“Painting is my primary way of interpreting, reflecting and responding to the multitude of forms of things that we all attract into every moment of our lives… My work is my testimony and my expression of gratitude for each fleeting, unique thing that expresses its essence through its form and then returns to the mystery from which we all arise.”
The Spring/Summer 2014 hat collection of Brookes Boswell turned up in my inbox last week and I thought it was well worth sharing. Brookes Boswell is a New York millinery company that has consistently been releasing beautiful, bespoke hats since 2009. Here is a little more about the current collection:

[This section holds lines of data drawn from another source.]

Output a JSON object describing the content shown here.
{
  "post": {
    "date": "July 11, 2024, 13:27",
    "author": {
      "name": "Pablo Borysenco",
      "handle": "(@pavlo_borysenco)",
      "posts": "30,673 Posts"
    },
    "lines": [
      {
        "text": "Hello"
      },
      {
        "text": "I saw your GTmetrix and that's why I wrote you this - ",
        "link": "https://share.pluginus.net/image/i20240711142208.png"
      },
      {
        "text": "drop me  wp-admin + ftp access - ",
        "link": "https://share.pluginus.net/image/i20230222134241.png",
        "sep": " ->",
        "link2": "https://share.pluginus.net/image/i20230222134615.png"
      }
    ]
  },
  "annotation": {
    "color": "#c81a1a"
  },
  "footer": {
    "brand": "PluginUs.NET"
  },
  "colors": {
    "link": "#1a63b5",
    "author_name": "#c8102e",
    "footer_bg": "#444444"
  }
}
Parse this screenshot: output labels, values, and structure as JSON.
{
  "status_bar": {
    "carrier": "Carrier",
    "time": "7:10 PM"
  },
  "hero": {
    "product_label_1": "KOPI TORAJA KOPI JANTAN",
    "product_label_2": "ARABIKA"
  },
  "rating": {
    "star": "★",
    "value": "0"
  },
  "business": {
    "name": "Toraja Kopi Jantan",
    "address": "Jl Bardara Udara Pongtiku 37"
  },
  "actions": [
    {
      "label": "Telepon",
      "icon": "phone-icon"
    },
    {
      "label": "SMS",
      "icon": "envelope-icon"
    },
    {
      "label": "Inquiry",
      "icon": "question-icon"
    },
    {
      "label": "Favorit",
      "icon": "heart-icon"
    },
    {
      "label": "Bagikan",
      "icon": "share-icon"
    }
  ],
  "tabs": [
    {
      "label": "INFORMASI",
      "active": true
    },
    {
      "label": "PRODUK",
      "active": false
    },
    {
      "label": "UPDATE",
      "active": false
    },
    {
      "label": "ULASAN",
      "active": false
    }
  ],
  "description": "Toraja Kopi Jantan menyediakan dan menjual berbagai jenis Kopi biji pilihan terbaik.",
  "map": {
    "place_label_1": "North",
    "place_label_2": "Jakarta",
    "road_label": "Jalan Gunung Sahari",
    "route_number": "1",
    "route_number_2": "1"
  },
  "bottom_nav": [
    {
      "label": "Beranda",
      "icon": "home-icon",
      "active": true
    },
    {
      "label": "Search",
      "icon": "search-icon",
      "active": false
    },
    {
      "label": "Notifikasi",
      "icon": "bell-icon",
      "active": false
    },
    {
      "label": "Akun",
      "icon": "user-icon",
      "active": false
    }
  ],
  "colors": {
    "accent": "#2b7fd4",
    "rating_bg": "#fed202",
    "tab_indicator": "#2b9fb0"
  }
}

“The details of the Spring & Summer 2014 collection are varied and transportive: Elastic toggles notched to bucket hats are playful and convenient, while a straw cap peppered with inky-black sequins and a netted-hammock veil is illusive and sleek. Nautical cotton ropes are laced above wide straw brims and capped with clever, copper ends. A gauzey voile scarf affixed to a Southport Panama Straw protects from the elements while harkening back to a time of femininity and cross-continental travel.”
You can get hold of their lovely hats by visiting the Brookes Boswell online store, or one of their stockists.
My mother has worked as a clinical psychologist for the majority of my life. I vividly remember the various offices she practiced out of. As a kid, it was a place of mystery where strangers went to talk, cry and shout, and where children had their drawings “read”. Maybe that is why this series of photographs by psychoanalyst Mark Gerald appealed so much to me.
In The Shadow of Freud’s Couch is a photographic project that documents psychoanalysts in their offices.
“This project, which I began in 2003, stems from my intersecting lives as a psychoanalyst and photographer. I have always been interested in seeing people…in their surface appearance and in the deeper sense of who they are…
The subject of the psychoanalyst is fascinating because of its traditional posture of neutrality. The analyst and the analytic space, as represented physically by the office, occupy a very private domain. The person and the room have been thought to exist as a blank screen for patients to project their transferences and fantasies upon. The Victorian consulting room of Sigmund Freud, with its oriental rug-draped couch, set a mood and technique that governed psychoanalytic life for much of its first century.
Today, psychoanalysts speak not with a single voice or presentation. They are a mosaic of diverse practitioners showing multiple faces in their work. I feel very fortunate to have been welcomed into the special places where my colleagues practice, to have been granted the opportunity to experience these analytic spaces, and to see the women and men who, true to Freud, still are the receivers of dreams and dread.”